| EXERCISE |
Copy out every entry, keeping each character the same.

Records from a collection:
○ ○ ○

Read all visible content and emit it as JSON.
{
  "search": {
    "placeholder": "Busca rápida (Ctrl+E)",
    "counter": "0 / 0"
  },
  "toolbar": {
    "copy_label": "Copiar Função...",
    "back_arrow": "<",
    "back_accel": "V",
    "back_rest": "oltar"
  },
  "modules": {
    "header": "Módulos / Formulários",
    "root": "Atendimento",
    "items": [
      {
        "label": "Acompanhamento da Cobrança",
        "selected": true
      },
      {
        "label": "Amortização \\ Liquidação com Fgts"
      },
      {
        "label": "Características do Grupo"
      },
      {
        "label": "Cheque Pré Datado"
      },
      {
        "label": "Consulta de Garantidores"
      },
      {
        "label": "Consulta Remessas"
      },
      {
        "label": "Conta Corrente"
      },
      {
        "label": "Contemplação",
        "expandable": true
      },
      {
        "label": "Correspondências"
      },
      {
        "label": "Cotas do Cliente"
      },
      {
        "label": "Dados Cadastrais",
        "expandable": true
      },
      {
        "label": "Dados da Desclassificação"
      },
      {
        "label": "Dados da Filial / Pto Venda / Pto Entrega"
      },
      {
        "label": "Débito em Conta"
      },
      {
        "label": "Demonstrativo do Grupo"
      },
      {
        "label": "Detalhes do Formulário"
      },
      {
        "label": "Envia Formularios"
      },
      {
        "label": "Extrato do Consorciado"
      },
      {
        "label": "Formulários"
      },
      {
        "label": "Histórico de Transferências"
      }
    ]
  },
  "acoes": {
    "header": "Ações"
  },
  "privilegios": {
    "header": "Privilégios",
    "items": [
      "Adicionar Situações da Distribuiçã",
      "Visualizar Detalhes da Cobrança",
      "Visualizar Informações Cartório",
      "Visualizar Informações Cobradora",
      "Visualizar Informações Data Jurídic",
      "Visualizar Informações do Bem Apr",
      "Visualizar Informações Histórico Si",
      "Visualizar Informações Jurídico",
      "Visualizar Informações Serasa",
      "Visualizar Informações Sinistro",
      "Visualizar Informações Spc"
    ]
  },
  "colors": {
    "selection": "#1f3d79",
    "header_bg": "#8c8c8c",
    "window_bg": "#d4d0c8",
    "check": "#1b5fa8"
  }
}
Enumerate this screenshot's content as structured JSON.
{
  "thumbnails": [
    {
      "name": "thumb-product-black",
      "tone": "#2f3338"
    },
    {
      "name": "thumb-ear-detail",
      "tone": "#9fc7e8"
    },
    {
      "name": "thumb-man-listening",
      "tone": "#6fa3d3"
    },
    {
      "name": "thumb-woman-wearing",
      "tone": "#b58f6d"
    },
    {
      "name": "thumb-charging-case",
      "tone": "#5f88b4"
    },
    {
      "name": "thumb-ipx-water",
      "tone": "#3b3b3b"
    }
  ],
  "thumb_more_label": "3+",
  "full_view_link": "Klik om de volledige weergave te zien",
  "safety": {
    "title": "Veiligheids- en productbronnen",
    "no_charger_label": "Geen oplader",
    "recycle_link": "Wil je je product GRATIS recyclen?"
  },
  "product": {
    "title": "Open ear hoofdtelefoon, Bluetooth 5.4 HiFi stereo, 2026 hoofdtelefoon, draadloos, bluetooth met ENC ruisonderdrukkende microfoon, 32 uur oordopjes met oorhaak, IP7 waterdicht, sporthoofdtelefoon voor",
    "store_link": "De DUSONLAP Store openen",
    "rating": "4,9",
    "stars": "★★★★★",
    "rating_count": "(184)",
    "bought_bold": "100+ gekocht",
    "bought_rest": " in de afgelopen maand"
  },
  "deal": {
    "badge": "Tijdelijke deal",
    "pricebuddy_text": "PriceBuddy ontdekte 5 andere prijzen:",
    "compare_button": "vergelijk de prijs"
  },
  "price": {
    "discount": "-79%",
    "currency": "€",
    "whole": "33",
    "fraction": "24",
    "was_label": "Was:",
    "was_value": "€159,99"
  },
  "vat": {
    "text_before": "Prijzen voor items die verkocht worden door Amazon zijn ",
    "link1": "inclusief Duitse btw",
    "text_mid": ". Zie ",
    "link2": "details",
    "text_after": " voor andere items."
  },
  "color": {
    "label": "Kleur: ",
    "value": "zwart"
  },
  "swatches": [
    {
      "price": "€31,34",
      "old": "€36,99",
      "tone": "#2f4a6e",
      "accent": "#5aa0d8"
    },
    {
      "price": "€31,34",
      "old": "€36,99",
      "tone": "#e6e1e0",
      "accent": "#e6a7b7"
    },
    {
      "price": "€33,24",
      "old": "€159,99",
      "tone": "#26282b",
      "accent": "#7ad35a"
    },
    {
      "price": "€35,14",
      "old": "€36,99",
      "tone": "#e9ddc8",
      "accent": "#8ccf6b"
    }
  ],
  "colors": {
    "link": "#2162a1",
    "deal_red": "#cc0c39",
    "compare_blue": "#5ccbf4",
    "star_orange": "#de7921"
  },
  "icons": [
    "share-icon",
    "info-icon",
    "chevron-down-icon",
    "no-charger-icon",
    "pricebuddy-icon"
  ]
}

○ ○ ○

| WRITTEN RESPONSE |
Read all visible content and emit it as JSON.
{
  "search": {
    "placeholder": "Busca rápida (Ctrl+E)",
    "counter": "0 / 0"
  },
  "toolbar": {
    "copy_label": "Copiar Função...",
    "back_arrow": "<",
    "back_accel": "V",
    "back_rest": "oltar"
  },
  "modules": {
    "header": "Módulos / Formulários",
    "root": "Atendimento",
    "items": [
      {
        "label": "Acompanhamento da Cobrança",
        "selected": true
      },
      {
        "label": "Amortização \\ Liquidação com Fgts"
      },
      {
        "label": "Características do Grupo"
      },
      {
        "label": "Cheque Pré Datado"
      },
      {
        "label": "Consulta de Garantidores"
      },
      {
        "label": "Consulta Remessas"
      },
      {
        "label": "Conta Corrente"
      },
      {
        "label": "Contemplação",
        "expandable": true
      },
      {
        "label": "Correspondências"
      },
      {
        "label": "Cotas do Cliente"
      },
      {
        "label": "Dados Cadastrais",
        "expandable": true
      },
      {
        "label": "Dados da Desclassificação"
      },
      {
        "label": "Dados da Filial / Pto Venda / Pto Entrega"
      },
      {
        "label": "Débito em Conta"
      },
      {
        "label": "Demonstrativo do Grupo"
      },
      {
        "label": "Detalhes do Formulário"
      },
      {
        "label": "Envia Formularios"
      },
      {
        "label": "Extrato do Consorciado"
      },
      {
        "label": "Formulários"
      },
      {
        "label": "Histórico de Transferências"
      }
    ]
  },
  "acoes": {
    "header": "Ações"
  },
  "privilegios": {
    "header": "Privilégios",
    "items": [
      "Adicionar Situações da Distribuiçã",
      "Visualizar Detalhes da Cobrança",
      "Visualizar Informações Cartório",
      "Visualizar Informações Cobradora",
      "Visualizar Informações Data Jurídic",
      "Visualizar Informações do Bem Apr",
      "Visualizar Informações Histórico Si",
      "Visualizar Informações Jurídico",
      "Visualizar Informações Serasa",
      "Visualizar Informações Sinistro",
      "Visualizar Informações Spc"
    ]
  },
  "colors": {
    "selection": "#1f3d79",
    "header_bg": "#8c8c8c",
    "window_bg": "#d4d0c8",
    "check": "#1b5fa8"
  }
}
Enumerate this screenshot's content as structured JSON.
{
  "thumbnails": [
    {
      "name": "thumb-product-black",
      "tone": "#2f3338"
    },
    {
      "name": "thumb-ear-detail",
      "tone": "#9fc7e8"
    },
    {
      "name": "thumb-man-listening",
      "tone": "#6fa3d3"
    },
    {
      "name": "thumb-woman-wearing",
      "tone": "#b58f6d"
    },
    {
      "name": "thumb-charging-case",
      "tone": "#5f88b4"
    },
    {
      "name": "thumb-ipx-water",
      "tone": "#3b3b3b"
    }
  ],
  "thumb_more_label": "3+",
  "full_view_link": "Klik om de volledige weergave te zien",
  "safety": {
    "title": "Veiligheids- en productbronnen",
    "no_charger_label": "Geen oplader",
    "recycle_link": "Wil je je product GRATIS recyclen?"
  },
  "product": {
    "title": "Open ear hoofdtelefoon, Bluetooth 5.4 HiFi stereo, 2026 hoofdtelefoon, draadloos, bluetooth met ENC ruisonderdrukkende microfoon, 32 uur oordopjes met oorhaak, IP7 waterdicht, sporthoofdtelefoon voor",
    "store_link": "De DUSONLAP Store openen",
    "rating": "4,9",
    "stars": "★★★★★",
    "rating_count": "(184)",
    "bought_bold": "100+ gekocht",
    "bought_rest": " in de afgelopen maand"
  },
  "deal": {
    "badge": "Tijdelijke deal",
    "pricebuddy_text": "PriceBuddy ontdekte 5 andere prijzen:",
    "compare_button": "vergelijk de prijs"
  },
  "price": {
    "discount": "-79%",
    "currency": "€",
    "whole": "33",
    "fraction": "24",
    "was_label": "Was:",
    "was_value": "€159,99"
  },
  "vat": {
    "text_before": "Prijzen voor items die verkocht worden door Amazon zijn ",
    "link1": "inclusief Duitse btw",
    "text_mid": ". Zie ",
    "link2": "details",
    "text_after": " voor andere items."
  },
  "color": {
    "label": "Kleur: ",
    "value": "zwart"
  },
  "swatches": [
    {
      "price": "€31,34",
      "old": "€36,99",
      "tone": "#2f4a6e",
      "accent": "#5aa0d8"
    },
    {
      "price": "€31,34",
      "old": "€36,99",
      "tone": "#e6e1e0",
      "accent": "#e6a7b7"
    },
    {
      "price": "€33,24",
      "old": "€159,99",
      "tone": "#26282b",
      "accent": "#7ad35a"
    },
    {
      "price": "€35,14",
      "old": "€36,99",
      "tone": "#e9ddc8",
      "accent": "#8ccf6b"
    }
  ],
  "colors": {
    "link": "#2162a1",
    "deal_red": "#cc0c39",
    "compare_blue": "#5ccbf4",
    "star_orange": "#de7921"
  },
  "icons": [
    "share-icon",
    "info-icon",
    "chevron-down-icon",
    "no-charger-icon",
    "pricebuddy-icon"
  ]
}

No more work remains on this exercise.